In August 2006 Mertes was appointed State Secretary for Federal, European and International Affairs in the State Government of North Rhine-Westphalia (Düsseldorf). In that capacity, he was Plenipotentiary of North Rhine-Westphalia to the Federation (Berlin) and the State’s representative to the European Union (Brussels). He left office in 2010 after the change of government from a CDU-led to an SPD-led State Government. In 2011 he became head of the Konrad Adenauer Foundation’s Jerusalem office.
Since the mid-1980s Mertes has continuously published articles and book chapters on European and international affairs, interreligious dialogue, and (comparative) government. The newspapers and journals to which he contributed include Frankfurter Allgemeine Zeitung, International Herald Tribune, Neue Zürcher Zeitung, The Independent and several dailys belonging the Project Syndicate, as well as Dædalus, Foreign Affairs, Internationale Politik, Neprikosnovenny Zapás (Неприкосновенный запас), Obshchaya Tetrad (Общая тетрадъ), Politique étrangère, Prospect, The Washington Quarterly, Transit, and the Israel Journal of Foreign Affairs. He co-authored and co-edited (with Steven Muller and Heinrich August Winkler) “In Search of Germany” (1996), and he is the author of “German Questions – European Answers” (2001). Mertes also came out with a German translation of William Shakespeare’s sonnets (2006) and of selected love poetry, verse letters and religious poems by John Donne (2017).

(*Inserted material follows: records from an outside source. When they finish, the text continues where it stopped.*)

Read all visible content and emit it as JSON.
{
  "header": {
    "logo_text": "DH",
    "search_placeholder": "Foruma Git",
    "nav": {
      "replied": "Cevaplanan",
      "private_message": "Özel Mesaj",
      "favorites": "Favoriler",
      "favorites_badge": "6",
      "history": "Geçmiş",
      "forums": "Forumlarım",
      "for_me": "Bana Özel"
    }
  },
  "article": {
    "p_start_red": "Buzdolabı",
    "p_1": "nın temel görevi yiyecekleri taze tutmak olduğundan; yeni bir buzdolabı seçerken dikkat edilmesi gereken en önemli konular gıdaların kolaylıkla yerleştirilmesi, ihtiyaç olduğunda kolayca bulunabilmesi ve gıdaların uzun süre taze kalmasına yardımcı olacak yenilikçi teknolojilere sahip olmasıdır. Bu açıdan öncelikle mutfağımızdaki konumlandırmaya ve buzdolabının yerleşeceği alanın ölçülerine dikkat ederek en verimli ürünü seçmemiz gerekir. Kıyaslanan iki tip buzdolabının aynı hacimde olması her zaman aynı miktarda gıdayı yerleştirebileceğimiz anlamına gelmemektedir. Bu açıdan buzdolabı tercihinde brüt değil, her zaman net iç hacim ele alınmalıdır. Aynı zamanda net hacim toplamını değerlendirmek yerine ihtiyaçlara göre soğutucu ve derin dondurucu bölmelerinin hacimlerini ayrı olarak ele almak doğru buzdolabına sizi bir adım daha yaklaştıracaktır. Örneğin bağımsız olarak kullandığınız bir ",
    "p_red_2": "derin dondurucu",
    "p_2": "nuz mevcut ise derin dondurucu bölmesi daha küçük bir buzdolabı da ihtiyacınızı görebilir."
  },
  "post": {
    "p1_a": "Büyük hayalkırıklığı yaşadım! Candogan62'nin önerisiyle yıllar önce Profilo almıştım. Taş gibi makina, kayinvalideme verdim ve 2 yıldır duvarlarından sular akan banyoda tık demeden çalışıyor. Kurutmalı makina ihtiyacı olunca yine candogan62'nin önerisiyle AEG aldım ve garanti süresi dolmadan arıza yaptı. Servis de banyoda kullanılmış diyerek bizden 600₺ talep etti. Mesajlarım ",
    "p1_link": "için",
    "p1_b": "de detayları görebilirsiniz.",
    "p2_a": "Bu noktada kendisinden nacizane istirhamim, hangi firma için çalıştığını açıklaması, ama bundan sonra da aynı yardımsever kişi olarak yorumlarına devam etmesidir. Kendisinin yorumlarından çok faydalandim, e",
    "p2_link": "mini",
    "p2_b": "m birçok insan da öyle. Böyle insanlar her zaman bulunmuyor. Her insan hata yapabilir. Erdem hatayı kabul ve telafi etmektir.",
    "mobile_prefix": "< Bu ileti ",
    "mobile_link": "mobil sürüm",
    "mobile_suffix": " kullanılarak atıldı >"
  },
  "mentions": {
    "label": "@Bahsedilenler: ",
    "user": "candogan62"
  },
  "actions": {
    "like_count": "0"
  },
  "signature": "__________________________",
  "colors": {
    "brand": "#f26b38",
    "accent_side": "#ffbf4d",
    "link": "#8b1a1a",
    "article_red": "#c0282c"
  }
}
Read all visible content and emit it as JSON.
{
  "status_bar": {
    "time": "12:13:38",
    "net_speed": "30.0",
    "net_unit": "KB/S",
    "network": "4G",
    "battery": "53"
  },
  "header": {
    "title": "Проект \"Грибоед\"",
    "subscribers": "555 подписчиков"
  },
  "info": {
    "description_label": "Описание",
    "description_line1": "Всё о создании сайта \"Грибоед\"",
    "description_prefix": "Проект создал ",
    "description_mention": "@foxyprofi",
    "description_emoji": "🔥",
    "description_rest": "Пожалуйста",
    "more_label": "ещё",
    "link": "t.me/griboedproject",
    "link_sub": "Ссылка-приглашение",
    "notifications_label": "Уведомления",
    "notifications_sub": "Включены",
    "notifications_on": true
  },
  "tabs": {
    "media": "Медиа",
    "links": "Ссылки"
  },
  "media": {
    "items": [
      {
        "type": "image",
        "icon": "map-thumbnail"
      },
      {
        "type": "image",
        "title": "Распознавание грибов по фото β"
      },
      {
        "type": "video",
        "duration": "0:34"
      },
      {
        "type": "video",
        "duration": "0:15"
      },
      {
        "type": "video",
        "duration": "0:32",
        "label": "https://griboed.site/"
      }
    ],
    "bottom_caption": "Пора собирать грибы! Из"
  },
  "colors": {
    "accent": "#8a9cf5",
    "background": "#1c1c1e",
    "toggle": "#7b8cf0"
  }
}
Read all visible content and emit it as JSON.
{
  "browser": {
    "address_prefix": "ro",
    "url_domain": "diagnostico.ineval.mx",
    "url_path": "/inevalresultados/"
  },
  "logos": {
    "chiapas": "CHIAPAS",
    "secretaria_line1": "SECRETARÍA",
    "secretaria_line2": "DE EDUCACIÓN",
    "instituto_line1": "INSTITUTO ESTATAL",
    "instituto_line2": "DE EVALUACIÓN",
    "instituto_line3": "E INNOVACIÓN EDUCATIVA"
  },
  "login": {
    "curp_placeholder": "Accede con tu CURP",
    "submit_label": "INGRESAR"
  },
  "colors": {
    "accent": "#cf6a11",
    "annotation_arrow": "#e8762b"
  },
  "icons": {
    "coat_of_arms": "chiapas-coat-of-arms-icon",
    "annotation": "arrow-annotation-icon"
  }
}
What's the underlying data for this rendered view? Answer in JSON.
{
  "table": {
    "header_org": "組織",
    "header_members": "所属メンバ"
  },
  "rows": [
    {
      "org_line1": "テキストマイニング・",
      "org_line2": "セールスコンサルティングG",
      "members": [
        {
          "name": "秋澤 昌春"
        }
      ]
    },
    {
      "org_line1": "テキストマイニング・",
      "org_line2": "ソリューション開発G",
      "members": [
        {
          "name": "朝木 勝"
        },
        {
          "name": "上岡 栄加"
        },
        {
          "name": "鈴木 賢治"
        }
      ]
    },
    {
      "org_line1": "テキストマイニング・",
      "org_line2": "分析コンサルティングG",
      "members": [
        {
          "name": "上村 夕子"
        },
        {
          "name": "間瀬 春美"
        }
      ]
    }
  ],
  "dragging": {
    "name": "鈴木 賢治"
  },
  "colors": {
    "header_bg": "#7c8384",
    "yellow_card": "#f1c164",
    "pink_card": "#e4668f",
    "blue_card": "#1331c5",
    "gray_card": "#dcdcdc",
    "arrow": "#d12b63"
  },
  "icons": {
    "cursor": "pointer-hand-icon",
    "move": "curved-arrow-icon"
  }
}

In July 1989 he published, with his colleague Norbert J. Prill, a much-debated concept for a multi-speed Europe which was based on the idea that the European Community, considering the approaching end of the Cold War, should be prepared to include emerging new democracies from Eastern Europe and neutral countries such as Austria, Finland and Sweden; Mertes and Prill also pleaded for a stronger association of Israel and Turkey with the EC. During the 1990s Timothy Garton Ash, Michael Mertes and Dominique Moïsi wrote several „trilateral“ (British-German-French) pleas in favour of a combined eastward entlargement and institutional modernisation of the EU.
Mertes has been a member of the CDU since 1971, the Kuratorium der Freunde und Förderer des Leo Baeck Instituts e.V. since 1988, the International Advisory Council of the Moscow School of Political Studies since 2000, the International Board of Directors of the Institute for Human Sciences at Boston University 2001-2009, the Commission for Contemporary History since 2002, and the Drafting Committee for the CDU’s new party platform (Grundsatzprogramm) 2006-2007. In 2006 he received, together with Rabbi Nathan Peter Levinson and Protestant Pastor Johannes Hildebrandt, the International Raoul Wallenberg Foundation's Roncalli Award for interfaith dialogue and understanding.